AIM OF THE EXERCISE: Each record has to be returned exactly as it appears.

Dataset rows for apps and sites:
════

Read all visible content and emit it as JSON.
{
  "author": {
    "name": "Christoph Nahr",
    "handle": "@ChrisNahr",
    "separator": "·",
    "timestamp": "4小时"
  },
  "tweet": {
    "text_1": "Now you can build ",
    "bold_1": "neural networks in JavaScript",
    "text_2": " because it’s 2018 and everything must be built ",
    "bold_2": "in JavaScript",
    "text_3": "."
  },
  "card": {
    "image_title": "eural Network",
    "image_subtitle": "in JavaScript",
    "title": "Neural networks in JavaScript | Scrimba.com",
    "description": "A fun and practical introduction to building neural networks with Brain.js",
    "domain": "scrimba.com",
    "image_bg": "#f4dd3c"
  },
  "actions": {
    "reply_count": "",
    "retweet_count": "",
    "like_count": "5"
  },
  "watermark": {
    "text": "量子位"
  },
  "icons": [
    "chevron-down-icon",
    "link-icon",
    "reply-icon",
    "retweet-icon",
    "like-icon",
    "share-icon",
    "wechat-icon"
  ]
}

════

ANSWER BOX:
Read all visible content and emit it as JSON.
{
  "author": {
    "name": "Christoph Nahr",
    "handle": "@ChrisNahr",
    "separator": "·",
    "timestamp": "4小时"
  },
  "tweet": {
    "text_1": "Now you can build ",
    "bold_1": "neural networks in JavaScript",
    "text_2": " because it’s 2018 and everything must be built ",
    "bold_2": "in JavaScript",
    "text_3": "."
  },
  "card": {
    "image_title": "eural Network",
    "image_subtitle": "in JavaScript",
    "title": "Neural networks in JavaScript | Scrimba.com",
    "description": "A fun and practical introduction to building neural networks with Brain.js",
    "domain": "scrimba.com",
    "image_bg": "#f4dd3c"
  },
  "actions": {
    "reply_count": "",
    "retweet_count": "",
    "like_count": "5"
  },
  "watermark": {
    "text": "量子位"
  },
  "icons": [
    "chevron-down-icon",
    "link-icon",
    "reply-icon",
    "retweet-icon",
    "like-icon",
    "share-icon",
    "wechat-icon"
  ]
}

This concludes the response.